Angela Parker, co-founder and President of Realized Worth, has built a profitable, $1 million revenue consulting practice helping companies like Apple, TD Bank, and even the UN with volunteering programs. She will share five guidelines for corporate volunteering below.
The firm designs custom volunteer programs for its clients and then works with them to implement them successfully.
Parker earned an MBA, but that may be where her typical corporate consulting background ends. She worked in a variety of social services efforts, including disaster relief, managing volunteers for nonprofits and helping at-risk kids, she says. While not the typical path for corporate work, it was perfect for the firm she launched with her business partner Chris Jarvis. Both she and Jarvis have written respected pieces on corporate volunteering and giving.
Parker approaches volunteering programs more as a corporate training function to develop leaders than as a corporate social responsibility program to meet those standards.
She builds the volunteer experiences based on “Transformative Learning Theory,” which, she says, “translates to an affect that empowered those employees to make decisions based on empathy and compassion.”
The theory was initially advanced in the seventies by Jack Mizirow and has been advanced since. The concepts are used to help adults learn and grow. Experiences such as volunteering are a key part of Parker’s implementation of these concepts.
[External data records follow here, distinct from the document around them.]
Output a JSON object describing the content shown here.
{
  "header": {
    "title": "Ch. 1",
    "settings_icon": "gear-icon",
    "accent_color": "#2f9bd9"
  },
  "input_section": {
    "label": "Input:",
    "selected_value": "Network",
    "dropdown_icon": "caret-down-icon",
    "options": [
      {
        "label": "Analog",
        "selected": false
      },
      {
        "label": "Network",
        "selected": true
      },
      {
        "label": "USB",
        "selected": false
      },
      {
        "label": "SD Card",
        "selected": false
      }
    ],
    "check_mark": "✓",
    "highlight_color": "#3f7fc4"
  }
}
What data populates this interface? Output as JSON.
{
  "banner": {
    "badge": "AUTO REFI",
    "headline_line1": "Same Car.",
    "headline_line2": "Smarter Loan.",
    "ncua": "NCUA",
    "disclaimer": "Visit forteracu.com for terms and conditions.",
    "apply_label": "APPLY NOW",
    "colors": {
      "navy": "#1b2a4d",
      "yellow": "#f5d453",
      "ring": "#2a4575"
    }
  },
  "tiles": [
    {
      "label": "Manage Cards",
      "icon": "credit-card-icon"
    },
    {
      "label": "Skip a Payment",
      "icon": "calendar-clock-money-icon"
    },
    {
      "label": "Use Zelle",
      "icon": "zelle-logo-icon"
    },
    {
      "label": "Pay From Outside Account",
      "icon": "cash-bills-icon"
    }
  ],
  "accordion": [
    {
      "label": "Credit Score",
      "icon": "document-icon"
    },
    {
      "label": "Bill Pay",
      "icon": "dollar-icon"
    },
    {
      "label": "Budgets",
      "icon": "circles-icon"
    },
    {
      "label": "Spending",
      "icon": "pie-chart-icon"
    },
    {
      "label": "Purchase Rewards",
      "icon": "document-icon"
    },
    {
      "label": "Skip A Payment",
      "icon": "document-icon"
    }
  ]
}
Coming from her corporate experience, Parker provides the following five tips for volunteering as a “means to become a better version of you.”
- Don’t volunteer because you should – volunteer because you need to.
There is a concept the Celtics refer to as “thin space.” This is a place – maybe a sweeping vista or a striking sunset, the moment you fall in love or the moment your child is born – where there seems to be a tear in the fabric of space and time. In that space, we become clear on what really matters and why we exists. Thin spaces are few and far between but they typically take place outside our comfort zones. Volunteering can be that space. Not all the time and not for every person, but without question, the greatest value of giving time for free to another person or cause is the affect it has on the giver. When we encounter thin space we can never go back. We are transformed. Volunteering is a safe, non-threatening space where we can open up to becoming better versions of ourselves.
- Posture yourself as ready to receive from the person you are serving. They are not objects to fix; they are your reminder of what it means to be human.
The poor are not a problem to be solved. The marginalized are not an object through whom we might address our privileged guilt. When we posture ourselves as expectant to receive the gifts “the other” has to offer, we demonstrate respect for their equal value. And when we do, in fact, receive from them, we remember our own humanity. We remember that we are all inherently valuable and worthy of equal rights and respect. It is this humble posture that leads to greater impact through the practice of transformative volunteering.
- Make yourself vulnerable – meaning, open yourself up to attack.
True humility requires vulnerability. It requires the assumption that others may know something or have something to offer that we need. The definition of vulnerability is “to open oneself up to attack.” When you volunteer, make the decision to be as open as you can. Maybe all that means for you is you’ll step back from the constant “doing” of volunteering and have a conversation with the beneficiaries of your work. Maybe all that means for you is you’ll stop and take a look around and consider “What am I experiencing right now? Is this what I expected?” Challenge the experience of volunteering to affect you in a way it never has before.
- For a real development opportunity, aim to connect with a people group or issue that makes you uncomfortable.
If you’re ready, go beyond the volunteering that makes sense to you and look for a little bit of trauma. Trauma is a “deeply distressing or disturbing experience.” Obviously, you don’t want to put yourself in a position that is dangerous or beyond what you can handle, but if you’ve always volunteered at the food bank, try volunteering directly with men and women who live on the street. If you’ve always volunteered in the US, try volunteering overseas (although be cautious about “voluntourism”). The point is, do something that makes you a little it afraid. Challenge your prejudices. Make sense of something that has no place in your experience of life so far.
- Go easy.
Having said all that, volunteering can be a strange thing. Sometimes the feeling that you “should” volunteer induces guilt because you just can’t make the time at this stage of life. Sometimes the requests at work to be part of corporate volunteering initiatives feel like too much on top of personal and professional responsibilities. And sometimes you’re just trying to make it at all and “giving” to someone else feels absurd. That’s okay. Go easy on yourself. We’re all just trying to become a little bit better than the generations before us – and maybe, for once, leave an earth behind filled with greater compassion, more empathy, and less violence. We are not each responsible to change the world; we are only responsible to do that one tiny thing within our reach. Just do that one tiny thing – whatever that means for you. The rest will follow.
Watch the full interview with @devindthorpe here:
Devin Thorpe was a finance guy until he realized life wasn’t all about the money. As a new-media journalist and founder of the Your Mark on the World Center, Devin has established himself as a champion of social good. As a Forbes contributor, with 350 bylines and over one million unique visitors, he has become a recognized name in the social impact arena. His YouTube show, featuring over 600 celebrities, CEOs, billionaires, entrepreneurs and others who are out to change the world, has been viewed over 200,000 times.